__Problem requirements__: Every record below should be printed exactly as it appears.

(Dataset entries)
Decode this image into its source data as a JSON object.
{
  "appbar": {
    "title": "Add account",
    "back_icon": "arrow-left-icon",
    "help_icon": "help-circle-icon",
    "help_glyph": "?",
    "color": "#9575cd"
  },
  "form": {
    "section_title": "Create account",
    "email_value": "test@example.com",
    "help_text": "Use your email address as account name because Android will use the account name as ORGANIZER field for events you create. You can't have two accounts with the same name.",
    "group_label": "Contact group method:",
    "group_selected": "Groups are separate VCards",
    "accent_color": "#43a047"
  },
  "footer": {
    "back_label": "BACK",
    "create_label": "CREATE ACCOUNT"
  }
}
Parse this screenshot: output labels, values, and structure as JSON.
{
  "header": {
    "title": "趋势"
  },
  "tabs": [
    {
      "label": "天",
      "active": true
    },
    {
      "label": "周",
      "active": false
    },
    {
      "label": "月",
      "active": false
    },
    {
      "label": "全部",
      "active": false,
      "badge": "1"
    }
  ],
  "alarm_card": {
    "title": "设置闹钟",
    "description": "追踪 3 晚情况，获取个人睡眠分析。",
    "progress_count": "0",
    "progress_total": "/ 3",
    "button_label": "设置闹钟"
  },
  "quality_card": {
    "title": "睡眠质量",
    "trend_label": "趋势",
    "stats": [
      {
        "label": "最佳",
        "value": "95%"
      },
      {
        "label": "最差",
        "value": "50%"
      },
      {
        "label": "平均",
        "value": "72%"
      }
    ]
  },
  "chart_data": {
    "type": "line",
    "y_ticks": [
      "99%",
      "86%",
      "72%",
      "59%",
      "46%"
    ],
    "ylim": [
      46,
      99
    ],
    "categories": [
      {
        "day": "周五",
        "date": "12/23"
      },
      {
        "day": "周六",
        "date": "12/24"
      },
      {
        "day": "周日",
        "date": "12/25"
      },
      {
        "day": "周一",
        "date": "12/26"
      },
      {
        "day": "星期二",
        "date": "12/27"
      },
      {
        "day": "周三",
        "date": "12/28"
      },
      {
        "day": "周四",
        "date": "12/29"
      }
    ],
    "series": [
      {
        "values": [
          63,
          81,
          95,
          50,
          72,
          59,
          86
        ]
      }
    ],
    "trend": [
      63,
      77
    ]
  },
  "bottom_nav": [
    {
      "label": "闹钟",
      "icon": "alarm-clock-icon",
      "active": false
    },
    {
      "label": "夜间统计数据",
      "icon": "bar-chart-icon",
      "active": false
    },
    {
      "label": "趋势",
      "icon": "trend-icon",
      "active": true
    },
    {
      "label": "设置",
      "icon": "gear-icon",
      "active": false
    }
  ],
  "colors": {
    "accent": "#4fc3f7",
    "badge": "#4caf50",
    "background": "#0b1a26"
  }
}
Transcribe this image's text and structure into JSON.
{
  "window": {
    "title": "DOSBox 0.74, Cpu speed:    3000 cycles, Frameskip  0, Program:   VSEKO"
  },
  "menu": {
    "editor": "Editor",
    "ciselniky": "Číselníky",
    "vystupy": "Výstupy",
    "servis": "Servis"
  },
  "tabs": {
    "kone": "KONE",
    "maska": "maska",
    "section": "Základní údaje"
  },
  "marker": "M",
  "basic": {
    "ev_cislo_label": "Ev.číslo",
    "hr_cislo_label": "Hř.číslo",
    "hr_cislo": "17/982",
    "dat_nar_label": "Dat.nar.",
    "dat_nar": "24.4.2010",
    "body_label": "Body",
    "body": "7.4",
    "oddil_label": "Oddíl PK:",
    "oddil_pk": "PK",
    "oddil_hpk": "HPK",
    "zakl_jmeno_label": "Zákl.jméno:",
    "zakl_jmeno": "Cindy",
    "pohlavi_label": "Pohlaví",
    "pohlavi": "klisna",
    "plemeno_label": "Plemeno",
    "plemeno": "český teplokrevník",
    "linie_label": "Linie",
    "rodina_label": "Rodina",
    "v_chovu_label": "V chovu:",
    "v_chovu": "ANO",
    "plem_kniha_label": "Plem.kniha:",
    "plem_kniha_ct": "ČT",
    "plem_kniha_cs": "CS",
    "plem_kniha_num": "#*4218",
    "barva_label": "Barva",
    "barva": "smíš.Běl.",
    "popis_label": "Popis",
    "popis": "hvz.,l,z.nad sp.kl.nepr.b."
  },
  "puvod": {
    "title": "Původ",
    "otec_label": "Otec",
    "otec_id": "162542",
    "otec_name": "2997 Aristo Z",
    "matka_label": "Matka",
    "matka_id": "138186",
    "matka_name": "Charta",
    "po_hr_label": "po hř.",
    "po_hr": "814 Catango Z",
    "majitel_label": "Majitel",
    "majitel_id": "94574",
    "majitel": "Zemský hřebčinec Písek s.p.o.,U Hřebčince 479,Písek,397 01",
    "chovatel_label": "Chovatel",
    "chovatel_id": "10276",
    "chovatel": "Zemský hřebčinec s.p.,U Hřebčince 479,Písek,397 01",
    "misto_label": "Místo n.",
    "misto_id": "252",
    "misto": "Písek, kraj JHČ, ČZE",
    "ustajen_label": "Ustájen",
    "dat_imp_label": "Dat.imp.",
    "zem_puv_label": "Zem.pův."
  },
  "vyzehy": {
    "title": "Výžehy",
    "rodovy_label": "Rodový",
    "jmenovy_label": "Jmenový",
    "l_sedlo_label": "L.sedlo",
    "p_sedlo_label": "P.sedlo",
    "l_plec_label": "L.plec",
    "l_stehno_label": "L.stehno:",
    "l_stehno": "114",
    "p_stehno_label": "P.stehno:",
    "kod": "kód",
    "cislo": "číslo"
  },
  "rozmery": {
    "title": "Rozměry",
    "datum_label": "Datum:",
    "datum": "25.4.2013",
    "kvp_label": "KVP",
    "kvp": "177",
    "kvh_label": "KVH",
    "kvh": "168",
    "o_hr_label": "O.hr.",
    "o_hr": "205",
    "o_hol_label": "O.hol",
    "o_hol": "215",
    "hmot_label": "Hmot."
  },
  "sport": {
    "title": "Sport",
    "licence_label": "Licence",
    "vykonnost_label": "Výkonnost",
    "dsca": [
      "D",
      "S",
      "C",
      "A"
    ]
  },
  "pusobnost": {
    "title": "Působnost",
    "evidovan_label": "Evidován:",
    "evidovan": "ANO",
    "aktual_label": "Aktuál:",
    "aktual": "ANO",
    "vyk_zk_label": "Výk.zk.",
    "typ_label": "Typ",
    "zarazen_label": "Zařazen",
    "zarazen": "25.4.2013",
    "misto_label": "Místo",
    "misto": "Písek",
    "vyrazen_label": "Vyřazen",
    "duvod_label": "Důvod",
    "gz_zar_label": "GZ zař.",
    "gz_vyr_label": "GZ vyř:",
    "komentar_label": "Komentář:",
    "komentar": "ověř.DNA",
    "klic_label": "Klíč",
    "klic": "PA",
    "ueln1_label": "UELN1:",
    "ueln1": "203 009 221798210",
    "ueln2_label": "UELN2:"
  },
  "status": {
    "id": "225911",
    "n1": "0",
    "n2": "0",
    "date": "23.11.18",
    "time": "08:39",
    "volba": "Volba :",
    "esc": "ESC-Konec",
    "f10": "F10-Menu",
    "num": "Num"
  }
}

__Task output__:
Decode this image into its source data as a JSON object.
{
  "appbar": {
    "title": "Add account",
    "back_icon": "arrow-left-icon",
    "help_icon": "help-circle-icon",
    "help_glyph": "?",
    "color": "#9575cd"
  },
  "form": {
    "section_title": "Create account",
    "email_value": "test@example.com",
    "help_text": "Use your email address as account name because Android will use the account name as ORGANIZER field for events you create. You can't have two accounts with the same name.",
    "group_label": "Contact group method:",
    "group_selected": "Groups are separate VCards",
    "accent_color": "#43a047"
  },
  "footer": {
    "back_label": "BACK",
    "create_label": "CREATE ACCOUNT"
  }
}
Parse this screenshot: output labels, values, and structure as JSON.
{
  "header": {
    "title": "趋势"
  },
  "tabs": [
    {
      "label": "天",
      "active": true
    },
    {
      "label": "周",
      "active": false
    },
    {
      "label": "月",
      "active": false
    },
    {
      "label": "全部",
      "active": false,
      "badge": "1"
    }
  ],
  "alarm_card": {
    "title": "设置闹钟",
    "description": "追踪 3 晚情况，获取个人睡眠分析。",
    "progress_count": "0",
    "progress_total": "/ 3",
    "button_label": "设置闹钟"
  },
  "quality_card": {
    "title": "睡眠质量",
    "trend_label": "趋势",
    "stats": [
      {
        "label": "最佳",
        "value": "95%"
      },
      {
        "label": "最差",
        "value": "50%"
      },
      {
        "label": "平均",
        "value": "72%"
      }
    ]
  },
  "chart_data": {
    "type": "line",
    "y_ticks": [
      "99%",
      "86%",
      "72%",
      "59%",
      "46%"
    ],
    "ylim": [
      46,
      99
    ],
    "categories": [
      {
        "day": "周五",
        "date": "12/23"
      },
      {
        "day": "周六",
        "date": "12/24"
      },
      {
        "day": "周日",
        "date": "12/25"
      },
      {
        "day": "周一",
        "date": "12/26"
      },
      {
        "day": "星期二",
        "date": "12/27"
      },
      {
        "day": "周三",
        "date": "12/28"
      },
      {
        "day": "周四",
        "date": "12/29"
      }
    ],
    "series": [
      {
        "values": [
          63,
          81,
          95,
          50,
          72,
          59,
          86
        ]
      }
    ],
    "trend": [
      63,
      77
    ]
  },
  "bottom_nav": [
    {
      "label": "闹钟",
      "icon": "alarm-clock-icon",
      "active": false
    },
    {
      "label": "夜间统计数据",
      "icon": "bar-chart-icon",
      "active": false
    },
    {
      "label": "趋势",
      "icon": "trend-icon",
      "active": true
    },
    {
      "label": "设置",
      "icon": "gear-icon",
      "active": false
    }
  ],
  "colors": {
    "accent": "#4fc3f7",
    "badge": "#4caf50",
    "background": "#0b1a26"
  }
}
Transcribe this image's text and structure into JSON.
{
  "window": {
    "title": "DOSBox 0.74, Cpu speed:    3000 cycles, Frameskip  0, Program:   VSEKO"
  },
  "menu": {
    "editor": "Editor",
    "ciselniky": "Číselníky",
    "vystupy": "Výstupy",
    "servis": "Servis"
  },
  "tabs": {
    "kone": "KONE",
    "maska": "maska",
    "section": "Základní údaje"
  },
  "marker": "M",
  "basic": {
    "ev_cislo_label": "Ev.číslo",
    "hr_cislo_label": "Hř.číslo",
    "hr_cislo": "17/982",
    "dat_nar_label": "Dat.nar.",
    "dat_nar": "24.4.2010",
    "body_label": "Body",
    "body": "7.4",
    "oddil_label": "Oddíl PK:",
    "oddil_pk": "PK",
    "oddil_hpk": "HPK",
    "zakl_jmeno_label": "Zákl.jméno:",
    "zakl_jmeno": "Cindy",
    "pohlavi_label": "Pohlaví",
    "pohlavi": "klisna",
    "plemeno_label": "Plemeno",
    "plemeno": "český teplokrevník",
    "linie_label": "Linie",
    "rodina_label": "Rodina",
    "v_chovu_label": "V chovu:",
    "v_chovu": "ANO",
    "plem_kniha_label": "Plem.kniha:",
    "plem_kniha_ct": "ČT",
    "plem_kniha_cs": "CS",
    "plem_kniha_num": "#*4218",
    "barva_label": "Barva",
    "barva": "smíš.Běl.",
    "popis_label": "Popis",
    "popis": "hvz.,l,z.nad sp.kl.nepr.b."
  },
  "puvod": {
    "title": "Původ",
    "otec_label": "Otec",
    "otec_id": "162542",
    "otec_name": "2997 Aristo Z",
    "matka_label": "Matka",
    "matka_id": "138186",
    "matka_name": "Charta",
    "po_hr_label": "po hř.",
    "po_hr": "814 Catango Z",
    "majitel_label": "Majitel",
    "majitel_id": "94574",
    "majitel": "Zemský hřebčinec Písek s.p.o.,U Hřebčince 479,Písek,397 01",
    "chovatel_label": "Chovatel",
    "chovatel_id": "10276",
    "chovatel": "Zemský hřebčinec s.p.,U Hřebčince 479,Písek,397 01",
    "misto_label": "Místo n.",
    "misto_id": "252",
    "misto": "Písek, kraj JHČ, ČZE",
    "ustajen_label": "Ustájen",
    "dat_imp_label": "Dat.imp.",
    "zem_puv_label": "Zem.pův."
  },
  "vyzehy": {
    "title": "Výžehy",
    "rodovy_label": "Rodový",
    "jmenovy_label": "Jmenový",
    "l_sedlo_label": "L.sedlo",
    "p_sedlo_label": "P.sedlo",
    "l_plec_label": "L.plec",
    "l_stehno_label": "L.stehno:",
    "l_stehno": "114",
    "p_stehno_label": "P.stehno:",
    "kod": "kód",
    "cislo": "číslo"
  },
  "rozmery": {
    "title": "Rozměry",
    "datum_label": "Datum:",
    "datum": "25.4.2013",
    "kvp_label": "KVP",
    "kvp": "177",
    "kvh_label": "KVH",
    "kvh": "168",
    "o_hr_label": "O.hr.",
    "o_hr": "205",
    "o_hol_label": "O.hol",
    "o_hol": "215",
    "hmot_label": "Hmot."
  },
  "sport": {
    "title": "Sport",
    "licence_label": "Licence",
    "vykonnost_label": "Výkonnost",
    "dsca": [
      "D",
      "S",
      "C",
      "A"
    ]
  },
  "pusobnost": {
    "title": "Působnost",
    "evidovan_label": "Evidován:",
    "evidovan": "ANO",
    "aktual_label": "Aktuál:",
    "aktual": "ANO",
    "vyk_zk_label": "Výk.zk.",
    "typ_label": "Typ",
    "zarazen_label": "Zařazen",
    "zarazen": "25.4.2013",
    "misto_label": "Místo",
    "misto": "Písek",
    "vyrazen_label": "Vyřazen",
    "duvod_label": "Důvod",
    "gz_zar_label": "GZ zař.",
    "gz_vyr_label": "GZ vyř:",
    "komentar_label": "Komentář:",
    "komentar": "ověř.DNA",
    "klic_label": "Klíč",
    "klic": "PA",
    "ueln1_label": "UELN1:",
    "ueln1": "203 009 221798210",
    "ueln2_label": "UELN2:"
  },
  "status": {
    "id": "225911",
    "n1": "0",
    "n2": "0",
    "date": "23.11.18",
    "time": "08:39",
    "volba": "Volba :",
    "esc": "ESC-Konec",
    "f10": "F10-Menu",
    "num": "Num"
  }
}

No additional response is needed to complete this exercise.